Build a skilled workforce with a registered apprenticeship program ... more
Pre-apprenticeship programs prepare people to succeed in a Registered Apprenticeship. Pre-apprenticeships can target high school students and youth, as well as those exploring a career change.
“Pre-apprenticeship helps build up candidates who may not have the necessary qualifications to be considered for a Registered Apprenticeship; it levels the playing field,” says Axford. “It’s also a great way to diversify an employer’s talent pool to bring in non-traditional and historically excluded candidates. With the current talent shortage, pre-apprenticeship is an excellent way to expand your reach and find even more great candidates.”
Similar to Registered Apprenticeship programs, pre-apprenticeships require an approved curriculum and support services for learners. They provide some hands-on experience but do not displace current workers. After successfully completing a pre-apprenticeship, individuals are given the opportunity to move into a Registered Apprenticeship program with the employer.
What makes a successful pre-apprentice? “Desire,” responds Axford. “I believe that it is the one thing we cannot teach, and having it ensures success. If someone is attracted to the industry and has that spark and willingness to learn, we can teach them what they need to know. It doesn’t matter who that person is, if they are excited, eager, and want to learn the trade, they can succeed.”

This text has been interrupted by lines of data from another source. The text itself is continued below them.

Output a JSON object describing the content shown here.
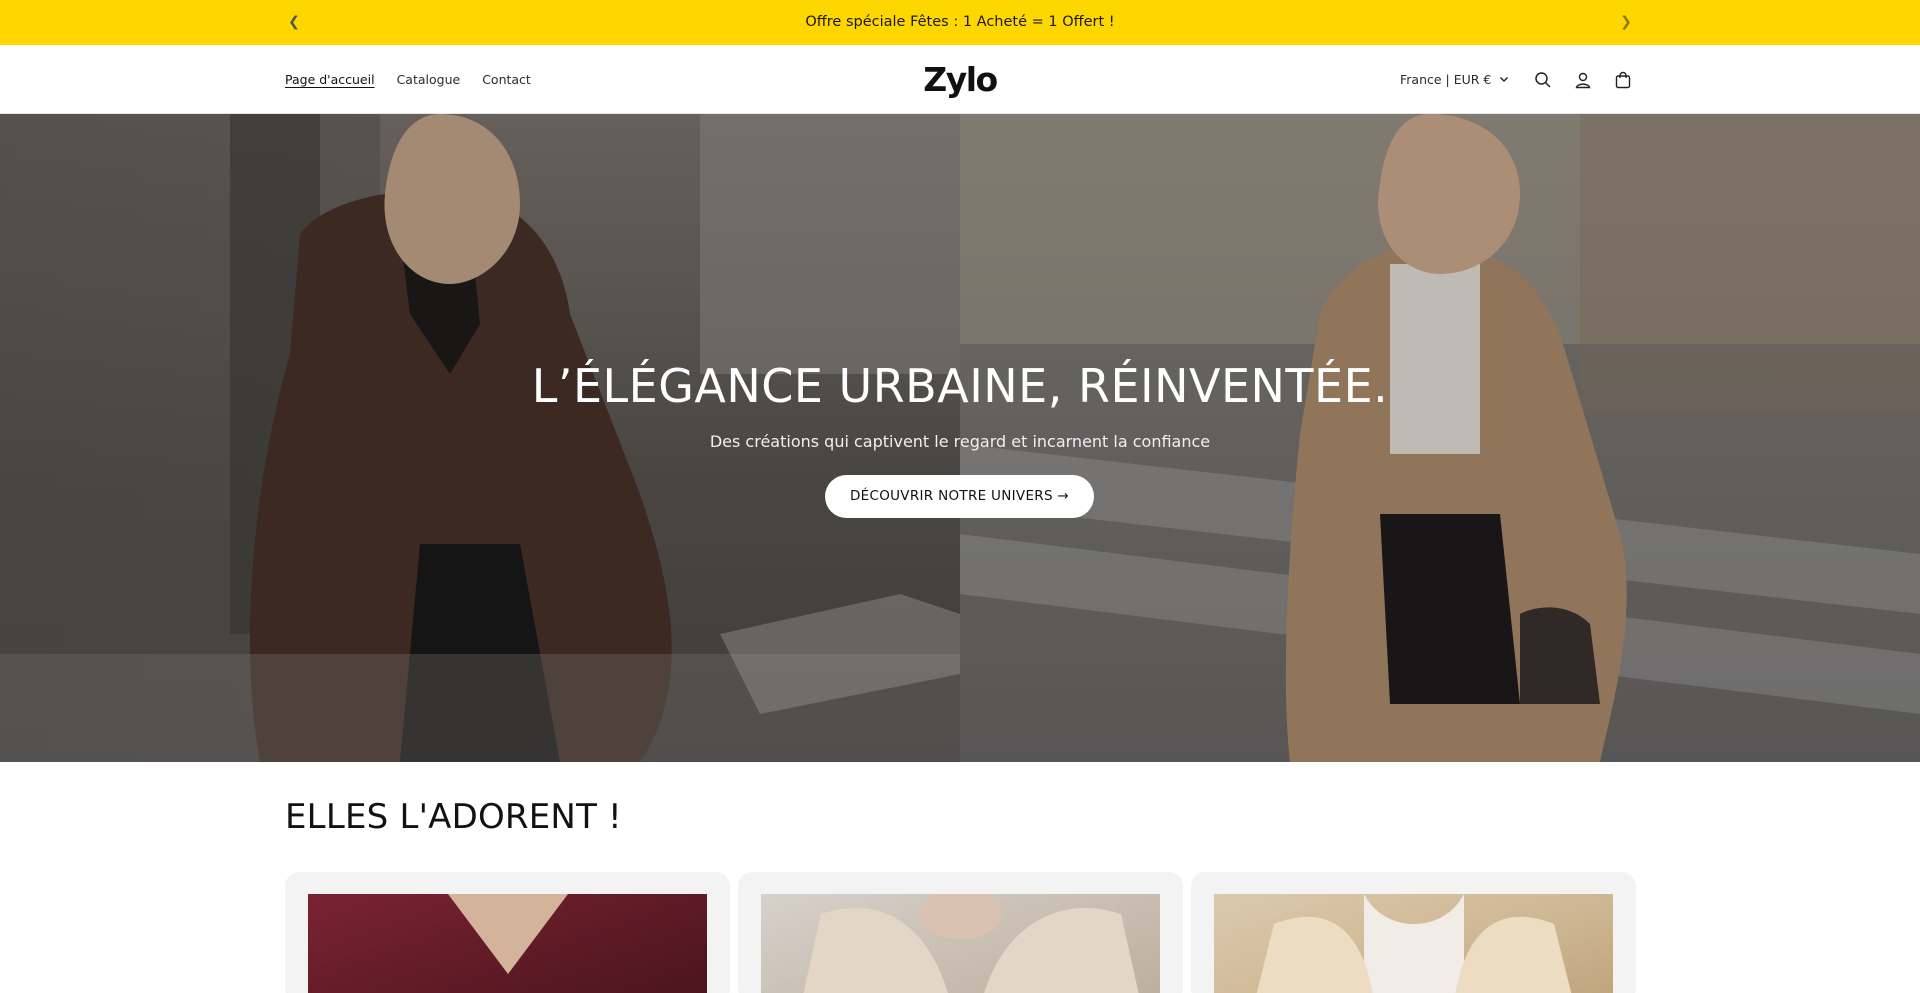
{
  "announcement": {
    "text": "Offre spéciale Fêtes   : 1 Acheté = 1 Offert !",
    "prev_icon": "chevron-left-icon",
    "next_icon": "chevron-right-icon"
  },
  "header": {
    "nav": [
      "Page d'accueil",
      "Catalogue",
      "Contact"
    ],
    "logo": "Zylo",
    "currency": "France | EUR €",
    "icons": [
      "search-icon",
      "account-icon",
      "cart-icon"
    ]
  },
  "hero": {
    "title": "L’ÉLÉGANCE URBAINE, RÉINVENTÉE.",
    "subtitle": "Des créations qui captivent le regard et incarnent la confiance",
    "cta": "DÉCOUVRIR NOTRE UNIVERS →"
  },
  "featured": {
    "title": "ELLES L'ADORENT !",
    "cards": [
      {
        "image_color": "#6a1f2b"
      },
      {
        "image_color": "#cfc3b4"
      },
      {
        "image_color": "#d9c4a3"
      }
    ]
  },
  "colors": {
    "announcement_bg": "#ffd700",
    "button_bg": "#ffffff",
    "text": "#121212"
  }
}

Axford encourages parents, career counselors, and teachers/administrators to learn more about apprenticeship. “Until these influencers come on board, students will still believe Registered Apprenticeship is a second or third career option versus a first choice. Switching career pathways causes both the individual and the employer to lose many good years of employment.”
“The community and service providers also need to understand the benefits of pre-apprenticeship,” adds Axford. “Once they understand your hiring needs, word-of-mouth becomes a great way to find the right applicants to build that talent pool. This extends your reach, and the community can create that talent pipeline for employers.” Axford gives an example of partnering with NAWIC (the National Association of Women in Construction) as a way to encourage girls in high school to get into the trade. Other partners like NC Works and NC Works NextGen also provide a pathway for employers to connect with interested applicants and greatly diversify their talent pool.

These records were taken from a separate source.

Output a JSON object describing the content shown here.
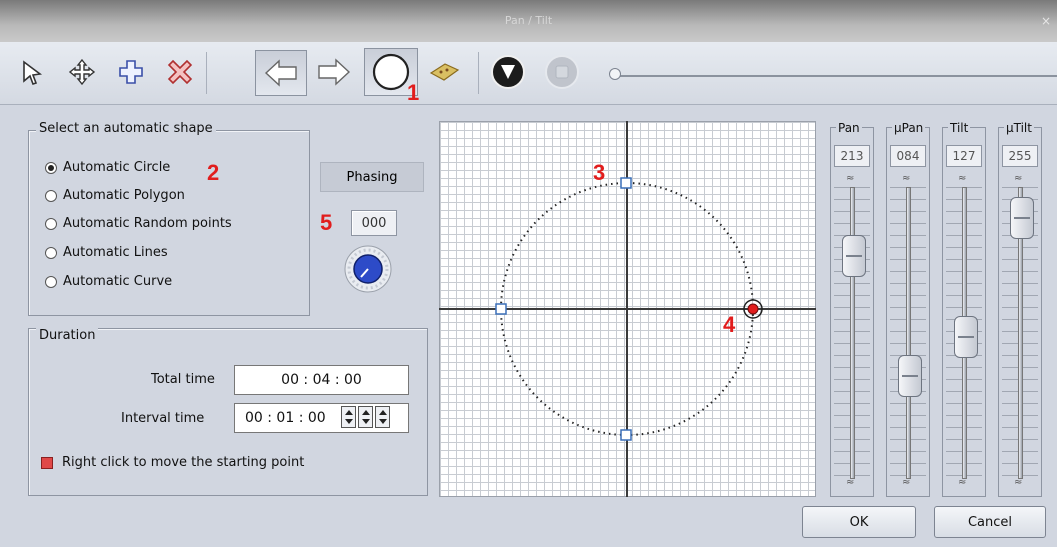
{
  "window": {
    "title": "Pan / Tilt",
    "close_glyph": "×"
  },
  "toolbar": {
    "icons": [
      "select-arrow-icon",
      "move-cross-icon",
      "add-point-icon",
      "delete-point-icon",
      "previous-arrow-icon",
      "next-arrow-icon",
      "circle-shape-icon",
      "map-icon",
      "play-icon",
      "stop-icon"
    ],
    "speed_slider_value": 0
  },
  "markers": {
    "m1": "1",
    "m2": "2",
    "m3": "3",
    "m4": "4",
    "m5": "5"
  },
  "shape_group": {
    "label": "Select an automatic shape",
    "options": [
      "Automatic Circle",
      "Automatic Polygon",
      "Automatic Random points",
      "Automatic Lines",
      "Automatic Curve"
    ],
    "selected": "Automatic Circle"
  },
  "phasing": {
    "label": "Phasing",
    "value": "000"
  },
  "duration": {
    "label": "Duration",
    "total_label": "Total time",
    "total_value": "00 : 04 : 00",
    "interval_label": "Interval time",
    "interval_value": "00 : 01 : 00",
    "hint": "Right click to move the starting point"
  },
  "channels": [
    {
      "name": "Pan",
      "value": "213"
    },
    {
      "name": "µPan",
      "value": "084"
    },
    {
      "name": "Tilt",
      "value": "127"
    },
    {
      "name": "µTilt",
      "value": "255"
    }
  ],
  "buttons": {
    "ok": "OK",
    "cancel": "Cancel"
  },
  "colors": {
    "accent_red": "#e11d1d",
    "point_blue": "#3a6fb8"
  }
}
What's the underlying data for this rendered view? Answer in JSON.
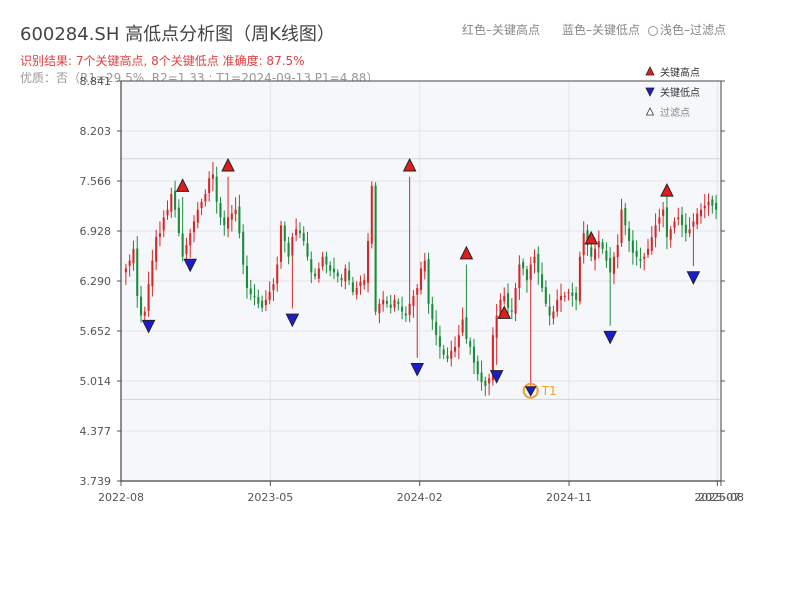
{
  "header": {
    "title": "600284.SH 高低点分析图（周K线图）",
    "legend_red": "红色–关键高点",
    "legend_blue": "蓝色–关键低点",
    "legend_filtered": "浅色–过滤点",
    "result": "识别结果: 7个关键高点, 8个关键低点   准确度: 87.5%",
    "meta": "优质：否（R1=29.5%, R2=1.33 ; T1=2024-09-13 P1=4.88）"
  },
  "colors": {
    "up": "#d62728",
    "down": "#1a8c3c",
    "high_marker": "#e21b1b",
    "low_marker": "#1c1ccf",
    "t1_ring": "#f0a030",
    "plot_bg": "#f5f7fa",
    "grid": "#e2e5ea"
  },
  "chart_data": {
    "type": "candlestick",
    "title": "600284.SH 高低点分析图（周K线图）",
    "y_ticks": [
      "3.739",
      "4.377",
      "5.014",
      "5.652",
      "6.290",
      "6.928",
      "7.566",
      "8.203",
      "8.841"
    ],
    "ylim": [
      3.739,
      8.841
    ],
    "x_ticks": [
      "2022-08",
      "2023-05",
      "2024-02",
      "2024-11",
      "2025-07",
      "2025-08"
    ],
    "grid": true,
    "reference_lines": [
      7.85,
      4.78
    ],
    "legend": {
      "position": "top-right",
      "entries": [
        "关键高点",
        "关键低点",
        "过滤点"
      ]
    },
    "weeks": 157,
    "closes_approx": [
      6.45,
      6.55,
      6.7,
      6.1,
      5.85,
      5.9,
      6.25,
      6.55,
      6.85,
      6.9,
      7.1,
      7.2,
      7.4,
      7.2,
      6.9,
      6.6,
      6.75,
      6.9,
      7.05,
      7.2,
      7.3,
      7.4,
      7.6,
      7.65,
      7.3,
      7.1,
      7.0,
      7.1,
      7.15,
      7.2,
      6.9,
      6.5,
      6.2,
      6.12,
      6.08,
      6.0,
      5.95,
      6.05,
      6.15,
      6.25,
      6.5,
      7.0,
      6.8,
      6.6,
      6.85,
      6.95,
      6.9,
      6.8,
      6.6,
      6.4,
      6.35,
      6.45,
      6.6,
      6.5,
      6.42,
      6.4,
      6.35,
      6.3,
      6.45,
      6.3,
      6.15,
      6.2,
      6.28,
      6.3,
      6.8,
      7.5,
      5.9,
      6.0,
      6.05,
      6.0,
      5.95,
      6.05,
      6.0,
      5.9,
      5.85,
      6.0,
      6.1,
      6.2,
      6.45,
      6.55,
      6.0,
      5.8,
      5.6,
      5.45,
      5.35,
      5.3,
      5.4,
      5.45,
      5.6,
      5.8,
      5.55,
      5.45,
      5.25,
      5.1,
      5.0,
      4.95,
      5.05,
      5.6,
      5.85,
      6.05,
      6.1,
      5.95,
      5.9,
      6.2,
      6.5,
      6.45,
      6.3,
      6.5,
      6.6,
      6.4,
      6.2,
      6.0,
      5.85,
      5.9,
      6.05,
      6.1,
      6.1,
      6.15,
      6.1,
      6.05,
      6.6,
      6.9,
      6.75,
      6.6,
      6.7,
      6.8,
      6.7,
      6.55,
      6.4,
      6.6,
      6.75,
      7.2,
      7.0,
      6.8,
      6.65,
      6.6,
      6.55,
      6.6,
      6.7,
      6.85,
      7.0,
      7.1,
      7.2,
      6.85,
      6.95,
      7.05,
      7.1,
      7.0,
      6.9,
      6.95,
      7.05,
      7.15,
      7.2,
      7.25,
      7.3,
      7.25,
      7.2
    ],
    "key_highs": [
      {
        "week": 15,
        "price": 7.42
      },
      {
        "week": 27,
        "price": 7.68
      },
      {
        "week": 75,
        "price": 7.68
      },
      {
        "week": 90,
        "price": 6.56
      },
      {
        "week": 100,
        "price": 5.8
      },
      {
        "week": 123,
        "price": 6.75
      },
      {
        "week": 143,
        "price": 7.36
      }
    ],
    "key_lows": [
      {
        "week": 6,
        "price": 5.8
      },
      {
        "week": 17,
        "price": 6.58
      },
      {
        "week": 44,
        "price": 5.88
      },
      {
        "week": 77,
        "price": 5.25
      },
      {
        "week": 98,
        "price": 5.16
      },
      {
        "week": 107,
        "price": 4.89,
        "label": "T1"
      },
      {
        "week": 128,
        "price": 5.66
      },
      {
        "week": 150,
        "price": 6.42
      }
    ],
    "t1_label": "T1"
  }
}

There is a front-end investment to set up a pre-apprenticeship program, but the returns often come quickly as the program builds momentum. “There are tremendous benefits for the employer,” says Axford. “Apprenticeship programs often provide ‘spillover’ benefits in terms of training for other employees, and many managers come from the apprenticeship track. There’s also a loyalty factor. People who haven’t found their career pathway and come into a program often end up as life-long employees. They don’t jump the fence for a better offer, so your training investment isn’t wasted. In my experience, employers are finding ROI almost right away.”

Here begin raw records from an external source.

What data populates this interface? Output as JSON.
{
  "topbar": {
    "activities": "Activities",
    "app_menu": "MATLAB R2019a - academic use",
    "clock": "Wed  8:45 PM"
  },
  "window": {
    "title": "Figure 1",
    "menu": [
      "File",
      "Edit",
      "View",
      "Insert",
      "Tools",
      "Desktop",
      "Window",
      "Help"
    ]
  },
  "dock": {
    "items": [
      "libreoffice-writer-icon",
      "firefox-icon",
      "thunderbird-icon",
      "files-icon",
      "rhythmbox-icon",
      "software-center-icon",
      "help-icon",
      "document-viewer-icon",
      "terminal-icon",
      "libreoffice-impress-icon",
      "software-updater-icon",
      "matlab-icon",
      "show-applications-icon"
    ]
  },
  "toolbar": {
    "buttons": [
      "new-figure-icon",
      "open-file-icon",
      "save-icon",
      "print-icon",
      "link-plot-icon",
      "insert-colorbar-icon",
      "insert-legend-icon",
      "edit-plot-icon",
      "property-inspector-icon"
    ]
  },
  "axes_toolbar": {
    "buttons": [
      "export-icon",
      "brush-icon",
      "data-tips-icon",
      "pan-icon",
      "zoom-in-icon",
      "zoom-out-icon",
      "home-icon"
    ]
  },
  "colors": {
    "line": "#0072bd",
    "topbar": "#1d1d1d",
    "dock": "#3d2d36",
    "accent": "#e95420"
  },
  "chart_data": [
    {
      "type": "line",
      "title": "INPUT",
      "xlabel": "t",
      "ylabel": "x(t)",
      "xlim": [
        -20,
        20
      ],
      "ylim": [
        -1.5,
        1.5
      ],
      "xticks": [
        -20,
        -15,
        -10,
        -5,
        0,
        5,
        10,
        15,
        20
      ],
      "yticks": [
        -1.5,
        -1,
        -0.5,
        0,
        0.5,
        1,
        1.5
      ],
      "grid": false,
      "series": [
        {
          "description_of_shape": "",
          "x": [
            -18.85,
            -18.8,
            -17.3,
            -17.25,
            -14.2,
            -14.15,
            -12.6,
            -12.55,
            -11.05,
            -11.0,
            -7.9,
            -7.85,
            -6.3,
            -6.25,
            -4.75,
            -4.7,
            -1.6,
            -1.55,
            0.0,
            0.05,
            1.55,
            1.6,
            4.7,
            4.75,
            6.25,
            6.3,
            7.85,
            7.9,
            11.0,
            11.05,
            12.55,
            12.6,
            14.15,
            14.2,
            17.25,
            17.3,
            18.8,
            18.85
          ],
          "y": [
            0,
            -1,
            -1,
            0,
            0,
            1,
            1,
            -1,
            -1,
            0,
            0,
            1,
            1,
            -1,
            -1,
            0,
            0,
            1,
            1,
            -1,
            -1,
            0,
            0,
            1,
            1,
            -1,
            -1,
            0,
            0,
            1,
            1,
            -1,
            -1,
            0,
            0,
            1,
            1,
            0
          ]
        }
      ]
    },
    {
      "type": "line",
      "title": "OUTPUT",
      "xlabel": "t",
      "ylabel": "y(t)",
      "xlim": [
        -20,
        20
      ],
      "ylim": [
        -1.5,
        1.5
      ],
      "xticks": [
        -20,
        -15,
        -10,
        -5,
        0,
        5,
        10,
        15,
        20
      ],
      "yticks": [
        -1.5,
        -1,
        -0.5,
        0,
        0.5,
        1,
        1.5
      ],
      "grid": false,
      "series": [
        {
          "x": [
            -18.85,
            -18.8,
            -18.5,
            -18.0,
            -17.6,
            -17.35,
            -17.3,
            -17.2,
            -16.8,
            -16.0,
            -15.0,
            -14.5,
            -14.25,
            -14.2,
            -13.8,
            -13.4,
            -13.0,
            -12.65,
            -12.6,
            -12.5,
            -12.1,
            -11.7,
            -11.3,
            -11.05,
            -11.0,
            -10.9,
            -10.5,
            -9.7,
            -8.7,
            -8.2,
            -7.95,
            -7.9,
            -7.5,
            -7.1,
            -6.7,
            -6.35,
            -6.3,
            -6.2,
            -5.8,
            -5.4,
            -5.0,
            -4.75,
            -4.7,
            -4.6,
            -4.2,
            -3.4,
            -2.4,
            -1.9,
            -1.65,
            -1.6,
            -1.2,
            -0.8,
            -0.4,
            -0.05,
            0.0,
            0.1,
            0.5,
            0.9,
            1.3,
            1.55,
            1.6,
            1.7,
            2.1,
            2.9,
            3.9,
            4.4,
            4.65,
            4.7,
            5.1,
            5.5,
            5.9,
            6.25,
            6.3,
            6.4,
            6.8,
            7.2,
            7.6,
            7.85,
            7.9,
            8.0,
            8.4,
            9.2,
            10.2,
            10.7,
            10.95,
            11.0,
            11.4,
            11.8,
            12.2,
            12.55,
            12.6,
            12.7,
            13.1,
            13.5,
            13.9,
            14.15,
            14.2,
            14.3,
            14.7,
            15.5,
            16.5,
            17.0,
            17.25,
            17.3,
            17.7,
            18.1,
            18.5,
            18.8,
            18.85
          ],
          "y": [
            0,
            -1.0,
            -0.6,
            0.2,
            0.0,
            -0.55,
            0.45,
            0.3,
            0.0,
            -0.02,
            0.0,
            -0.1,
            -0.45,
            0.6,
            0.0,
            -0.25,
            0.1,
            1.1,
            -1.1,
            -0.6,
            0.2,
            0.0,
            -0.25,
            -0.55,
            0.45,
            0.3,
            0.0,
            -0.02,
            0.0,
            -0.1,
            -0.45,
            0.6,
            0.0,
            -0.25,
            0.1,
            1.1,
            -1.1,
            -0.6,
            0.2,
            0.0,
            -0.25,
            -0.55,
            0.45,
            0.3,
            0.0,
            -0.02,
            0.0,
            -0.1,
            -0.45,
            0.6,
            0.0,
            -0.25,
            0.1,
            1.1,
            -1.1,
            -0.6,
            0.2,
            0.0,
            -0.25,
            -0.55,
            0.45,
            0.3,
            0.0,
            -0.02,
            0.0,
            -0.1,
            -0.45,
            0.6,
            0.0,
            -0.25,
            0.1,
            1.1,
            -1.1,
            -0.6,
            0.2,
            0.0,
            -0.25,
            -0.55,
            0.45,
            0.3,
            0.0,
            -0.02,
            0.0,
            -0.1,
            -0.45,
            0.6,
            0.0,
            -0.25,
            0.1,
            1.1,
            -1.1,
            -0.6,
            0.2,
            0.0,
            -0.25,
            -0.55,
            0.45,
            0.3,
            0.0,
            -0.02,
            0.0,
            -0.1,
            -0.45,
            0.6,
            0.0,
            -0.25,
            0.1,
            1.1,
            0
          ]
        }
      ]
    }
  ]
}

Visit Apprenticeship.gov to learn more about Pre-Apprenticeships or contact your ApprenticeshipNC consultant today.